**Task to carry out**
Given the records that follow, return each one verbatim.
■ ■ ■ ■
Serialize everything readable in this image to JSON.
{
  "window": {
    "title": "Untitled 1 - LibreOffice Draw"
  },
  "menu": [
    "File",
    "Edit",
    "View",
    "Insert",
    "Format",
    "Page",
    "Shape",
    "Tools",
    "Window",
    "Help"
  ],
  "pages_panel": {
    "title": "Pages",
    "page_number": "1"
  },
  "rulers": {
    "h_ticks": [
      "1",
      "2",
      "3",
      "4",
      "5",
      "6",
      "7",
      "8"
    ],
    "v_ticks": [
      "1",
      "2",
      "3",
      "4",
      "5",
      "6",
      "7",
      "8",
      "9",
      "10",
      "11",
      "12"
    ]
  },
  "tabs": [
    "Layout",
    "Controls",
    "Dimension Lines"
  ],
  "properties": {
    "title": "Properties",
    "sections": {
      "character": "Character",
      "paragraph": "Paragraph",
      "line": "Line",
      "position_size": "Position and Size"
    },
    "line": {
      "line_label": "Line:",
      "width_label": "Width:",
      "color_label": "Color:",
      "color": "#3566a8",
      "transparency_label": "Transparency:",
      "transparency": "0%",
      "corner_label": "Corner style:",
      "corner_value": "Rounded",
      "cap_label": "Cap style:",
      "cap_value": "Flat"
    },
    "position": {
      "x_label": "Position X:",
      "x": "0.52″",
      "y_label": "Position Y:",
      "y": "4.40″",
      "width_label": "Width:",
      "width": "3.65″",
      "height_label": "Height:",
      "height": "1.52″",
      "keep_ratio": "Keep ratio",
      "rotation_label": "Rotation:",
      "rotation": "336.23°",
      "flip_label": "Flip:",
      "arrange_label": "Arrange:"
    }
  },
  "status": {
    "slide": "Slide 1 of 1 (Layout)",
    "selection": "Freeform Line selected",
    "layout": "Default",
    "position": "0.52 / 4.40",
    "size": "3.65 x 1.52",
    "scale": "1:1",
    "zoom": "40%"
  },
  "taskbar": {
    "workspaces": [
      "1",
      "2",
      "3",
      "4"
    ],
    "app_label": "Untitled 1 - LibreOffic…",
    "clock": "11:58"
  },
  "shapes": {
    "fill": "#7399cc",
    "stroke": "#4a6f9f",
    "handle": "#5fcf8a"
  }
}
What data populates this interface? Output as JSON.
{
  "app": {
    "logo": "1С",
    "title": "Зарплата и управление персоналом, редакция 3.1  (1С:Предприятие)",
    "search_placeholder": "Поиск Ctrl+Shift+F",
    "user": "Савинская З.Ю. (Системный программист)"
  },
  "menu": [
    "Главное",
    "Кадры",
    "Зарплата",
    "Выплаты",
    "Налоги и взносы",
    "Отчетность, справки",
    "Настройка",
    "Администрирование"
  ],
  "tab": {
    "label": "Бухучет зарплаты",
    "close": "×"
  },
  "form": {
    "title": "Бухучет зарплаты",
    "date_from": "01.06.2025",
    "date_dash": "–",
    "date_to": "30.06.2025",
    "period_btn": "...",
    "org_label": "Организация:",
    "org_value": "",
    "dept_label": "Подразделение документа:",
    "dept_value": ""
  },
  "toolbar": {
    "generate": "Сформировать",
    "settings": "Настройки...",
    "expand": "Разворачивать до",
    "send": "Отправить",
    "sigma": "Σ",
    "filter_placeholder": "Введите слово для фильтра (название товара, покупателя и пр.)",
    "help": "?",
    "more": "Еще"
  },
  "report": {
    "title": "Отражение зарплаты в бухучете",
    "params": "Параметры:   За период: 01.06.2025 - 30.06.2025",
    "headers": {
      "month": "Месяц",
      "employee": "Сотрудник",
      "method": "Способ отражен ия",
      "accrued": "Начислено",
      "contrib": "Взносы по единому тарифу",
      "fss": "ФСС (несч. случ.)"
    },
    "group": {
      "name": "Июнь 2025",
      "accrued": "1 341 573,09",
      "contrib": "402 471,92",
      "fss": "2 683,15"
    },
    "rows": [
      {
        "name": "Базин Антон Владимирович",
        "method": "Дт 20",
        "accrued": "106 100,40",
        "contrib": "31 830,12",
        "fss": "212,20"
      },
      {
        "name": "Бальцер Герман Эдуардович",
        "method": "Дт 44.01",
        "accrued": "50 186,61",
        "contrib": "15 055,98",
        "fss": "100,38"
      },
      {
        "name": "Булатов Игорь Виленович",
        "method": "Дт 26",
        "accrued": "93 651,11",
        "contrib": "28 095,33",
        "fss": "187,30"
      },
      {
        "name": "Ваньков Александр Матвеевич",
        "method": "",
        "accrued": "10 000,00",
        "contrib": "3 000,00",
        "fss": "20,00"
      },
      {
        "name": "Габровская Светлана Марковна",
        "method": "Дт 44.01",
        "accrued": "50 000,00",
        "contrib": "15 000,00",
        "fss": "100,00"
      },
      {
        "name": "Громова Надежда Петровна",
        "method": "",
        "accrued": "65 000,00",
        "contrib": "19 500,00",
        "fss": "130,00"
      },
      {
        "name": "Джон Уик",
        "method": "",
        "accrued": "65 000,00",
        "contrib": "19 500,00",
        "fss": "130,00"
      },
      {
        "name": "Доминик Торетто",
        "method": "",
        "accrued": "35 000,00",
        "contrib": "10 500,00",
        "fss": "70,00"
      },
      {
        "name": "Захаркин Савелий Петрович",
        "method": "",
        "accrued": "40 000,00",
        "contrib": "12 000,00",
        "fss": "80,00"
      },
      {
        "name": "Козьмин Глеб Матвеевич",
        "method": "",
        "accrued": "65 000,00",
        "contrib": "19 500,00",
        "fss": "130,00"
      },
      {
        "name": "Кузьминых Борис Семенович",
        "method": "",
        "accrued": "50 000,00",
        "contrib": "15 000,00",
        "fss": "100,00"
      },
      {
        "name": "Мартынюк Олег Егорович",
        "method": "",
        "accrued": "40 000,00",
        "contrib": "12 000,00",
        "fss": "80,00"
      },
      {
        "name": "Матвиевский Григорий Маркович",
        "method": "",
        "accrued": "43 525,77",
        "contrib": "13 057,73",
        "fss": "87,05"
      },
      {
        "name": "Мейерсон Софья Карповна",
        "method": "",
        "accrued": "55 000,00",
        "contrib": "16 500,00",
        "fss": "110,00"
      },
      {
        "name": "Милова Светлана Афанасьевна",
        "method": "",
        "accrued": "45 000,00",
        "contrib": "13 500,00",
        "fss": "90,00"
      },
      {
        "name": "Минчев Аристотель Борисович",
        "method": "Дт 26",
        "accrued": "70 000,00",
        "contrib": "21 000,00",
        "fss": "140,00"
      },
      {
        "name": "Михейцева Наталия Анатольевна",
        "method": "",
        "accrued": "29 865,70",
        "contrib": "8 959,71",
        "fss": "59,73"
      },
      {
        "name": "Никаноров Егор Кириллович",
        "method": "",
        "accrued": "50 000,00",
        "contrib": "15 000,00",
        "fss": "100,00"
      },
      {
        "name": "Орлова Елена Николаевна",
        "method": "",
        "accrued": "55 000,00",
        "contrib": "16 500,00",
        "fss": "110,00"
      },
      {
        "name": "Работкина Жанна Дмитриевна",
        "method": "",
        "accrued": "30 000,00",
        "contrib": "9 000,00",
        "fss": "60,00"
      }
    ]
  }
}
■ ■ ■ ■
**Exercise answer**
Serialize everything readable in this image to JSON.
{
  "window": {
    "title": "Untitled 1 - LibreOffice Draw"
  },
  "menu": [
    "File",
    "Edit",
    "View",
    "Insert",
    "Format",
    "Page",
    "Shape",
    "Tools",
    "Window",
    "Help"
  ],
  "pages_panel": {
    "title": "Pages",
    "page_number": "1"
  },
  "rulers": {
    "h_ticks": [
      "1",
      "2",
      "3",
      "4",
      "5",
      "6",
      "7",
      "8"
    ],
    "v_ticks": [
      "1",
      "2",
      "3",
      "4",
      "5",
      "6",
      "7",
      "8",
      "9",
      "10",
      "11",
      "12"
    ]
  },
  "tabs": [
    "Layout",
    "Controls",
    "Dimension Lines"
  ],
  "properties": {
    "title": "Properties",
    "sections": {
      "character": "Character",
      "paragraph": "Paragraph",
      "line": "Line",
      "position_size": "Position and Size"
    },
    "line": {
      "line_label": "Line:",
      "width_label": "Width:",
      "color_label": "Color:",
      "color": "#3566a8",
      "transparency_label": "Transparency:",
      "transparency": "0%",
      "corner_label": "Corner style:",
      "corner_value": "Rounded",
      "cap_label": "Cap style:",
      "cap_value": "Flat"
    },
    "position": {
      "x_label": "Position X:",
      "x": "0.52″",
      "y_label": "Position Y:",
      "y": "4.40″",
      "width_label": "Width:",
      "width": "3.65″",
      "height_label": "Height:",
      "height": "1.52″",
      "keep_ratio": "Keep ratio",
      "rotation_label": "Rotation:",
      "rotation": "336.23°",
      "flip_label": "Flip:",
      "arrange_label": "Arrange:"
    }
  },
  "status": {
    "slide": "Slide 1 of 1 (Layout)",
    "selection": "Freeform Line selected",
    "layout": "Default",
    "position": "0.52 / 4.40",
    "size": "3.65 x 1.52",
    "scale": "1:1",
    "zoom": "40%"
  },
  "taskbar": {
    "workspaces": [
      "1",
      "2",
      "3",
      "4"
    ],
    "app_label": "Untitled 1 - LibreOffic…",
    "clock": "11:58"
  },
  "shapes": {
    "fill": "#7399cc",
    "stroke": "#4a6f9f",
    "handle": "#5fcf8a"
  }
}
What data populates this interface? Output as JSON.
{
  "app": {
    "logo": "1С",
    "title": "Зарплата и управление персоналом, редакция 3.1  (1С:Предприятие)",
    "search_placeholder": "Поиск Ctrl+Shift+F",
    "user": "Савинская З.Ю. (Системный программист)"
  },
  "menu": [
    "Главное",
    "Кадры",
    "Зарплата",
    "Выплаты",
    "Налоги и взносы",
    "Отчетность, справки",
    "Настройка",
    "Администрирование"
  ],
  "tab": {
    "label": "Бухучет зарплаты",
    "close": "×"
  },
  "form": {
    "title": "Бухучет зарплаты",
    "date_from": "01.06.2025",
    "date_dash": "–",
    "date_to": "30.06.2025",
    "period_btn": "...",
    "org_label": "Организация:",
    "org_value": "",
    "dept_label": "Подразделение документа:",
    "dept_value": ""
  },
  "toolbar": {
    "generate": "Сформировать",
    "settings": "Настройки...",
    "expand": "Разворачивать до",
    "send": "Отправить",
    "sigma": "Σ",
    "filter_placeholder": "Введите слово для фильтра (название товара, покупателя и пр.)",
    "help": "?",
    "more": "Еще"
  },
  "report": {
    "title": "Отражение зарплаты в бухучете",
    "params": "Параметры:   За период: 01.06.2025 - 30.06.2025",
    "headers": {
      "month": "Месяц",
      "employee": "Сотрудник",
      "method": "Способ отражен ия",
      "accrued": "Начислено",
      "contrib": "Взносы по единому тарифу",
      "fss": "ФСС (несч. случ.)"
    },
    "group": {
      "name": "Июнь 2025",
      "accrued": "1 341 573,09",
      "contrib": "402 471,92",
      "fss": "2 683,15"
    },
    "rows": [
      {
        "name": "Базин Антон Владимирович",
        "method": "Дт 20",
        "accrued": "106 100,40",
        "contrib": "31 830,12",
        "fss": "212,20"
      },
      {
        "name": "Бальцер Герман Эдуардович",
        "method": "Дт 44.01",
        "accrued": "50 186,61",
        "contrib": "15 055,98",
        "fss": "100,38"
      },
      {
        "name": "Булатов Игорь Виленович",
        "method": "Дт 26",
        "accrued": "93 651,11",
        "contrib": "28 095,33",
        "fss": "187,30"
      },
      {
        "name": "Ваньков Александр Матвеевич",
        "method": "",
        "accrued": "10 000,00",
        "contrib": "3 000,00",
        "fss": "20,00"
      },
      {
        "name": "Габровская Светлана Марковна",
        "method": "Дт 44.01",
        "accrued": "50 000,00",
        "contrib": "15 000,00",
        "fss": "100,00"
      },
      {
        "name": "Громова Надежда Петровна",
        "method": "",
        "accrued": "65 000,00",
        "contrib": "19 500,00",
        "fss": "130,00"
      },
      {
        "name": "Джон Уик",
        "method": "",
        "accrued": "65 000,00",
        "contrib": "19 500,00",
        "fss": "130,00"
      },
      {
        "name": "Доминик Торетто",
        "method": "",
        "accrued": "35 000,00",
        "contrib": "10 500,00",
        "fss": "70,00"
      },
      {
        "name": "Захаркин Савелий Петрович",
        "method": "",
        "accrued": "40 000,00",
        "contrib": "12 000,00",
        "fss": "80,00"
      },
      {
        "name": "Козьмин Глеб Матвеевич",
        "method": "",
        "accrued": "65 000,00",
        "contrib": "19 500,00",
        "fss": "130,00"
      },
      {
        "name": "Кузьминых Борис Семенович",
        "method": "",
        "accrued": "50 000,00",
        "contrib": "15 000,00",
        "fss": "100,00"
      },
      {
        "name": "Мартынюк Олег Егорович",
        "method": "",
        "accrued": "40 000,00",
        "contrib": "12 000,00",
        "fss": "80,00"
      },
      {
        "name": "Матвиевский Григорий Маркович",
        "method": "",
        "accrued": "43 525,77",
        "contrib": "13 057,73",
        "fss": "87,05"
      },
      {
        "name": "Мейерсон Софья Карповна",
        "method": "",
        "accrued": "55 000,00",
        "contrib": "16 500,00",
        "fss": "110,00"
      },
      {
        "name": "Милова Светлана Афанасьевна",
        "method": "",
        "accrued": "45 000,00",
        "contrib": "13 500,00",
        "fss": "90,00"
      },
      {
        "name": "Минчев Аристотель Борисович",
        "method": "Дт 26",
        "accrued": "70 000,00",
        "contrib": "21 000,00",
        "fss": "140,00"
      },
      {
        "name": "Михейцева Наталия Анатольевна",
        "method": "",
        "accrued": "29 865,70",
        "contrib": "8 959,71",
        "fss": "59,73"
      },
      {
        "name": "Никаноров Егор Кириллович",
        "method": "",
        "accrued": "50 000,00",
        "contrib": "15 000,00",
        "fss": "100,00"
      },
      {
        "name": "Орлова Елена Николаевна",
        "method": "",
        "accrued": "55 000,00",
        "contrib": "16 500,00",
        "fss": "110,00"
      },
      {
        "name": "Работкина Жанна Дмитриевна",
        "method": "",
        "accrued": "30 000,00",
        "contrib": "9 000,00",
        "fss": "60,00"
      }
    ]
  }
}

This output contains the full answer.